chronic kidney disease; CVD risk factors; microalbuminuria; Asians; Native Hawaiians Pacific Islanders


Community Health and Preventive Medicine | Medicine and Health Sciences | Public Health


Objective The objective of this study was to further examine the relationship of associated cardiovascular risk factors and chronic kidney disease (CKD) with a large cross-sectional sample of Native Hawaiians, Japanese, Chinese, Filipino, and White participants who were enrolled in the National Kidney Foundation of Hawai'i Kidney Early Detection Screening (KEDS) program.

Methods Data for this cross-sectional study was collected between 2006 and 2009 from the National Kidney Foundation of Hawaii (NKFH). Nine hundred and fifteen participants who attended the NKFH KEDS program were 18 years and older, and residents of the State of Hawaii. Data included demographic information, clinical risk factors, anthropometric measurements, and lab values.
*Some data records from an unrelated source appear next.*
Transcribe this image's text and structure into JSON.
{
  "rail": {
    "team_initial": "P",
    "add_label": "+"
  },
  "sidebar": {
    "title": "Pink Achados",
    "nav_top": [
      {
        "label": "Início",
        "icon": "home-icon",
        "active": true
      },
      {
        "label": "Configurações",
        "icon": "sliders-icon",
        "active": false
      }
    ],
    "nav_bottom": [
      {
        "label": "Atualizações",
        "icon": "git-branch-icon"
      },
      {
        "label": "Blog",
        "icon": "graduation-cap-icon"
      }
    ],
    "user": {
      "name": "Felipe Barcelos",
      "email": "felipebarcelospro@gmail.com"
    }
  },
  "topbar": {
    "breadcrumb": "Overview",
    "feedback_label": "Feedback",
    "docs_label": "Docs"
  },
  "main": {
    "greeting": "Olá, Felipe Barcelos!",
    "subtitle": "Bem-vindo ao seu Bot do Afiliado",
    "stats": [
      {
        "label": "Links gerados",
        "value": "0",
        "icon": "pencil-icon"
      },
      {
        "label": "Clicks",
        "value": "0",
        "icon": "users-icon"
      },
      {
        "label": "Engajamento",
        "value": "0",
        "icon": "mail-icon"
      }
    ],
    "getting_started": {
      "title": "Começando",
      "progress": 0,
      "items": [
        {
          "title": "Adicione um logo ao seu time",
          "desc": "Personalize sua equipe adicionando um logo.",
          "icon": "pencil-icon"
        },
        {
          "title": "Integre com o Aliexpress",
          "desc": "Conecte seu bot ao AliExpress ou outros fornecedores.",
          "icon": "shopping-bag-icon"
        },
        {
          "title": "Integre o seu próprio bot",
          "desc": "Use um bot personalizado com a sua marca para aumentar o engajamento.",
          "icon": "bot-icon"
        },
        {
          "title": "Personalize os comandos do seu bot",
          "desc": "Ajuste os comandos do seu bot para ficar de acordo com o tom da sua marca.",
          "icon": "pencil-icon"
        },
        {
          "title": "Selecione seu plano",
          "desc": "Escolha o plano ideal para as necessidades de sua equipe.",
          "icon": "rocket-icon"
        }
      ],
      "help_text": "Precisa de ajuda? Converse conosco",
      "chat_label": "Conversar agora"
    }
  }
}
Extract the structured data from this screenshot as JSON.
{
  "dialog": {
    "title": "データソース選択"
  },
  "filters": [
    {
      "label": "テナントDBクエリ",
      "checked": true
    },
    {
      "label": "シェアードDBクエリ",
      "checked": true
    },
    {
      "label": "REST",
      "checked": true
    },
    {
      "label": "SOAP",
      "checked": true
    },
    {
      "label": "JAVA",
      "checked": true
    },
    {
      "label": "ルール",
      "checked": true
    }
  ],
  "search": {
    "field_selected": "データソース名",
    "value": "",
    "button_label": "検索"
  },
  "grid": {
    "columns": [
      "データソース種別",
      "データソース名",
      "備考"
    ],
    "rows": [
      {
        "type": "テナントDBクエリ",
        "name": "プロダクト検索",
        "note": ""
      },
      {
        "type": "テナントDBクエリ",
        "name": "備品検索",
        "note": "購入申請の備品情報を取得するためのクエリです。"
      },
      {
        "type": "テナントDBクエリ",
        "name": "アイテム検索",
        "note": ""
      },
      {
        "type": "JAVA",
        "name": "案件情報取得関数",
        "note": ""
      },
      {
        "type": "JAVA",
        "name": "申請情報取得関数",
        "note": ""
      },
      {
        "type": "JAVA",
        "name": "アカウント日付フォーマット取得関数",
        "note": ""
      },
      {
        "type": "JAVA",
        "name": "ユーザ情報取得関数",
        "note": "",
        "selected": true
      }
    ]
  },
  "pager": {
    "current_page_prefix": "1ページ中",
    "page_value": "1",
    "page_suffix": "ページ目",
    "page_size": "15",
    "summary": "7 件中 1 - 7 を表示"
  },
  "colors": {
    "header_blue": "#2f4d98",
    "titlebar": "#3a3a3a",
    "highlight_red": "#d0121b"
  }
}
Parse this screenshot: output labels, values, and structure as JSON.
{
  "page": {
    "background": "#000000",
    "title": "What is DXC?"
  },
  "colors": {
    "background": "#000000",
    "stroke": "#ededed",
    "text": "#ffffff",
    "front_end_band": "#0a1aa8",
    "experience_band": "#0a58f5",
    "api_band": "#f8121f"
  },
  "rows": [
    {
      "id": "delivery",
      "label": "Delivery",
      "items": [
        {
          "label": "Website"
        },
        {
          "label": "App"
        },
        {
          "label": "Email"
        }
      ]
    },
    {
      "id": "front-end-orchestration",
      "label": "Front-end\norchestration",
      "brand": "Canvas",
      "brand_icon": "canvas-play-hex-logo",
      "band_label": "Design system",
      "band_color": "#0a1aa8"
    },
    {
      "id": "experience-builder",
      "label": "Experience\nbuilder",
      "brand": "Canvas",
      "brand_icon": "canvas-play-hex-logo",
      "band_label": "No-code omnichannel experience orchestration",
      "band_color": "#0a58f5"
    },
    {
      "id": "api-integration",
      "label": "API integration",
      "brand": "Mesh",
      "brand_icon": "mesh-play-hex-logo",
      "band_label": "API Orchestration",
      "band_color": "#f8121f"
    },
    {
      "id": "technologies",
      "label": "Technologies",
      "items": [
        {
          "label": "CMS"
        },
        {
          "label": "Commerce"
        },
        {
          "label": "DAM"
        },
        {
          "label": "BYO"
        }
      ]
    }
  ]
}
Microalbuminuria was used as an indicator for CKD. Descriptive analysis using frequencies, means, and standard deviations, chi-square tests, and ANOVA were conducted to examine the differences in cardiovascular disease (CVD) risk factors and normal and abnormal microalbuminuria groups. A multivariate hierarchical logistic regression model was used to identify the CV risk factors associated with abnormal microalbuminuria. The Hosmer and Lemeshow Goodness of Fit test and R-2-type indices examined the fit of the regression model to the data. Results Significant results related to microalbuminuria included BMI (p=0.004), glucose (p=.004), and Japanese ethnicity (p=.008).

Conclusion The findings support the need to address CVD risk factors in NKFH KEDS program.

Keywords: chronic kidney disease, CVD risk factors, microalbuminuria, Asians, Native Hawaiians Pacific Islanders